### Data about app and page elements

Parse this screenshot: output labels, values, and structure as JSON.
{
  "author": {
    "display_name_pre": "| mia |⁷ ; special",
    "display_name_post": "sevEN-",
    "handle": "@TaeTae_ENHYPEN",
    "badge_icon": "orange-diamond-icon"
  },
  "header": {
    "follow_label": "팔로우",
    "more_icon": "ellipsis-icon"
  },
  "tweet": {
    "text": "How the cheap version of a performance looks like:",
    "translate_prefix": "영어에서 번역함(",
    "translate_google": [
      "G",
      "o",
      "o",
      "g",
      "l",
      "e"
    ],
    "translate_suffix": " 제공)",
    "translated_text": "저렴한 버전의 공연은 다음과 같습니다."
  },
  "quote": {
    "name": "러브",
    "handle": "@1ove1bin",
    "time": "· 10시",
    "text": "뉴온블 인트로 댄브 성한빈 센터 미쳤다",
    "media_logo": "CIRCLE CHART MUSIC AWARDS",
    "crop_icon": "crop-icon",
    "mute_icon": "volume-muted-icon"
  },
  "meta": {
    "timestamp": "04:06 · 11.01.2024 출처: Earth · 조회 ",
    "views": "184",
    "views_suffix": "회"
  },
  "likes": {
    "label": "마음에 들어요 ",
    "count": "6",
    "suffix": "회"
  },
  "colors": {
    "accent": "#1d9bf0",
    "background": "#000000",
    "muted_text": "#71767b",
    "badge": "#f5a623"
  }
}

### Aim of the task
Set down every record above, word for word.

### Your solution
Parse this screenshot: output labels, values, and structure as JSON.
{
  "author": {
    "display_name_pre": "| mia |⁷ ; special",
    "display_name_post": "sevEN-",
    "handle": "@TaeTae_ENHYPEN",
    "badge_icon": "orange-diamond-icon"
  },
  "header": {
    "follow_label": "팔로우",
    "more_icon": "ellipsis-icon"
  },
  "tweet": {
    "text": "How the cheap version of a performance looks like:",
    "translate_prefix": "영어에서 번역함(",
    "translate_google": [
      "G",
      "o",
      "o",
      "g",
      "l",
      "e"
    ],
    "translate_suffix": " 제공)",
    "translated_text": "저렴한 버전의 공연은 다음과 같습니다."
  },
  "quote": {
    "name": "러브",
    "handle": "@1ove1bin",
    "time": "· 10시",
    "text": "뉴온블 인트로 댄브 성한빈 센터 미쳤다",
    "media_logo": "CIRCLE CHART MUSIC AWARDS",
    "crop_icon": "crop-icon",
    "mute_icon": "volume-muted-icon"
  },
  "meta": {
    "timestamp": "04:06 · 11.01.2024 출처: Earth · 조회 ",
    "views": "184",
    "views_suffix": "회"
  },
  "likes": {
    "label": "마음에 들어요 ",
    "count": "6",
    "suffix": "회"
  },
  "colors": {
    "accent": "#1d9bf0",
    "background": "#000000",
    "muted_text": "#71767b",
    "badge": "#f5a623"
  }
}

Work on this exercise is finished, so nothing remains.